=== REQUIRED ACTION ===
Copy each line below in which the string "kind" appears.
_ _ _ _ _
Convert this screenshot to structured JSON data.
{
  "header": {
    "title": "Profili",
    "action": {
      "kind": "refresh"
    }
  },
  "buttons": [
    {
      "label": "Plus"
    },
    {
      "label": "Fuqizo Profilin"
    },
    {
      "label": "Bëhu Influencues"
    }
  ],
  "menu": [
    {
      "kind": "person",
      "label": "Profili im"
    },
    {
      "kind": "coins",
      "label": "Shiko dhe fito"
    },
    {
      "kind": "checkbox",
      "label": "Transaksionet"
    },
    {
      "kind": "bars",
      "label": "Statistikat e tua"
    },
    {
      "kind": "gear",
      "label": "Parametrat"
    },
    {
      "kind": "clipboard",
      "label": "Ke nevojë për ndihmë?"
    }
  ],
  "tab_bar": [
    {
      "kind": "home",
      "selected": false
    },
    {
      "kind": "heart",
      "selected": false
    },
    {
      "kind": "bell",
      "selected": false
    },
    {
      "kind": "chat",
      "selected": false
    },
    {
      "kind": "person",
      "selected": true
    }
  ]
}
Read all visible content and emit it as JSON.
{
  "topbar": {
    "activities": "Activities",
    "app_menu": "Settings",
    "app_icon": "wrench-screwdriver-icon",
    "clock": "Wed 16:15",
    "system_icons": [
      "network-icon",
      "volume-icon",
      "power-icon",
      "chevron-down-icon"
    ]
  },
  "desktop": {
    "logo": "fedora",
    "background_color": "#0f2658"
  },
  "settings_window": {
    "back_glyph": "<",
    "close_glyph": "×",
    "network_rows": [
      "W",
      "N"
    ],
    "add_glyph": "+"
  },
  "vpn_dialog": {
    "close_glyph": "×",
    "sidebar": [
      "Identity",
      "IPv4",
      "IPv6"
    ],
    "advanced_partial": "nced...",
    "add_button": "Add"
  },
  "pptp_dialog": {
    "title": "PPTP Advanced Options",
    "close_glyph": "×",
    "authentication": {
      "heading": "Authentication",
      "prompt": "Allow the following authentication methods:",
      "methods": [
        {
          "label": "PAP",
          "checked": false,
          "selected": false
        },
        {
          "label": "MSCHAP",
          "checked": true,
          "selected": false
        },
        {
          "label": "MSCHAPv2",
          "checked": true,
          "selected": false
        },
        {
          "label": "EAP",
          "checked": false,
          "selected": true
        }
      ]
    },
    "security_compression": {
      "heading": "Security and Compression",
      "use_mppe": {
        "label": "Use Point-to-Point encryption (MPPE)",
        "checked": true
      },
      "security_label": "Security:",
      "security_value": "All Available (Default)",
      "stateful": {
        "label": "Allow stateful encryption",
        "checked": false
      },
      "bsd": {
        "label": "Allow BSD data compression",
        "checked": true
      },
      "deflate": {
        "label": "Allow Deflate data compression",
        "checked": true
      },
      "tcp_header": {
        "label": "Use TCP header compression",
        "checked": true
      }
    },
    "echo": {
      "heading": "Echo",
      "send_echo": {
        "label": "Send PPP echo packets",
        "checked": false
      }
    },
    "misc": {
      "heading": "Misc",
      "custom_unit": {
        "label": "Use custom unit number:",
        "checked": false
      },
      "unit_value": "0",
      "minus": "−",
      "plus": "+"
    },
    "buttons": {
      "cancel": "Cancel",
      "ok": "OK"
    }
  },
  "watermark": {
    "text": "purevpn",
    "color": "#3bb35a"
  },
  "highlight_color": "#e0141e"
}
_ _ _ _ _
=== EXERCISE RESULT ===
      "kind": "refresh"
      "kind": "person",
      "kind": "coins",
      "kind": "checkbox",
      "kind": "bars",
      "kind": "gear",
      "kind": "clipboard",
      "kind": "home",
      "kind": "heart",
      "kind": "bell",
      "kind": "chat",
      "kind": "person",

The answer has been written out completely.